Required action
Reproduce all of the data, making sure that no line differs from the original.

Data for this exercise
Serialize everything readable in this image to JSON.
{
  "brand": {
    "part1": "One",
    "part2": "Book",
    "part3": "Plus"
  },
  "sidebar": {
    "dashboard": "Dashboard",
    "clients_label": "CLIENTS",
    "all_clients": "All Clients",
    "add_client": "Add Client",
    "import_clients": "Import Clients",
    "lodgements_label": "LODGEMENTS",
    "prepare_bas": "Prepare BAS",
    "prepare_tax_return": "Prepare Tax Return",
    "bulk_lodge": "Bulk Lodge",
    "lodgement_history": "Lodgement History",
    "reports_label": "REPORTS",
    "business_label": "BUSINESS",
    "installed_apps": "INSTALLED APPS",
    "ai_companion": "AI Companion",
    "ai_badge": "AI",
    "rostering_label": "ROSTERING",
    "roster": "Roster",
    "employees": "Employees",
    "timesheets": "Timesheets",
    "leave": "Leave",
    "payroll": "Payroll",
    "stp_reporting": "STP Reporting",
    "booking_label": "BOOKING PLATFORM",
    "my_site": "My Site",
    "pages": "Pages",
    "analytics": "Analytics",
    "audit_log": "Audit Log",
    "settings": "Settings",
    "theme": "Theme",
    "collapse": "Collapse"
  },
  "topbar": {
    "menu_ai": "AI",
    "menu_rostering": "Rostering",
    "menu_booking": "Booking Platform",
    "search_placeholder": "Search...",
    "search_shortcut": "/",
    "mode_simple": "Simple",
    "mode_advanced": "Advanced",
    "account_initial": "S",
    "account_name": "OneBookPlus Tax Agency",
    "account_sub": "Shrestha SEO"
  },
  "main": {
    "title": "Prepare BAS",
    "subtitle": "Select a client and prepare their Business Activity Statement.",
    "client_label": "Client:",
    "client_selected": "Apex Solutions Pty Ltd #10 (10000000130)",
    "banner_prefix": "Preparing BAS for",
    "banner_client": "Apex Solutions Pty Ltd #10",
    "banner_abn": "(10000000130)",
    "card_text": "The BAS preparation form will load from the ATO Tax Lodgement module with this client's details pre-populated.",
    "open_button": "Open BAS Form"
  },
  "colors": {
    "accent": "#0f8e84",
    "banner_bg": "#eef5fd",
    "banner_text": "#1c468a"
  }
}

Response to this exercise
Serialize everything readable in this image to JSON.
{
  "brand": {
    "part1": "One",
    "part2": "Book",
    "part3": "Plus"
  },
  "sidebar": {
    "dashboard": "Dashboard",
    "clients_label": "CLIENTS",
    "all_clients": "All Clients",
    "add_client": "Add Client",
    "import_clients": "Import Clients",
    "lodgements_label": "LODGEMENTS",
    "prepare_bas": "Prepare BAS",
    "prepare_tax_return": "Prepare Tax Return",
    "bulk_lodge": "Bulk Lodge",
    "lodgement_history": "Lodgement History",
    "reports_label": "REPORTS",
    "business_label": "BUSINESS",
    "installed_apps": "INSTALLED APPS",
    "ai_companion": "AI Companion",
    "ai_badge": "AI",
    "rostering_label": "ROSTERING",
    "roster": "Roster",
    "employees": "Employees",
    "timesheets": "Timesheets",
    "leave": "Leave",
    "payroll": "Payroll",
    "stp_reporting": "STP Reporting",
    "booking_label": "BOOKING PLATFORM",
    "my_site": "My Site",
    "pages": "Pages",
    "analytics": "Analytics",
    "audit_log": "Audit Log",
    "settings": "Settings",
    "theme": "Theme",
    "collapse": "Collapse"
  },
  "topbar": {
    "menu_ai": "AI",
    "menu_rostering": "Rostering",
    "menu_booking": "Booking Platform",
    "search_placeholder": "Search...",
    "search_shortcut": "/",
    "mode_simple": "Simple",
    "mode_advanced": "Advanced",
    "account_initial": "S",
    "account_name": "OneBookPlus Tax Agency",
    "account_sub": "Shrestha SEO"
  },
  "main": {
    "title": "Prepare BAS",
    "subtitle": "Select a client and prepare their Business Activity Statement.",
    "client_label": "Client:",
    "client_selected": "Apex Solutions Pty Ltd #10 (10000000130)",
    "banner_prefix": "Preparing BAS for",
    "banner_client": "Apex Solutions Pty Ltd #10",
    "banner_abn": "(10000000130)",
    "card_text": "The BAS preparation form will load from the ATO Tax Lodgement module with this client's details pre-populated.",
    "open_button": "Open BAS Form"
  },
  "colors": {
    "accent": "#0f8e84",
    "banner_bg": "#eef5fd",
    "banner_text": "#1c468a"
  }
}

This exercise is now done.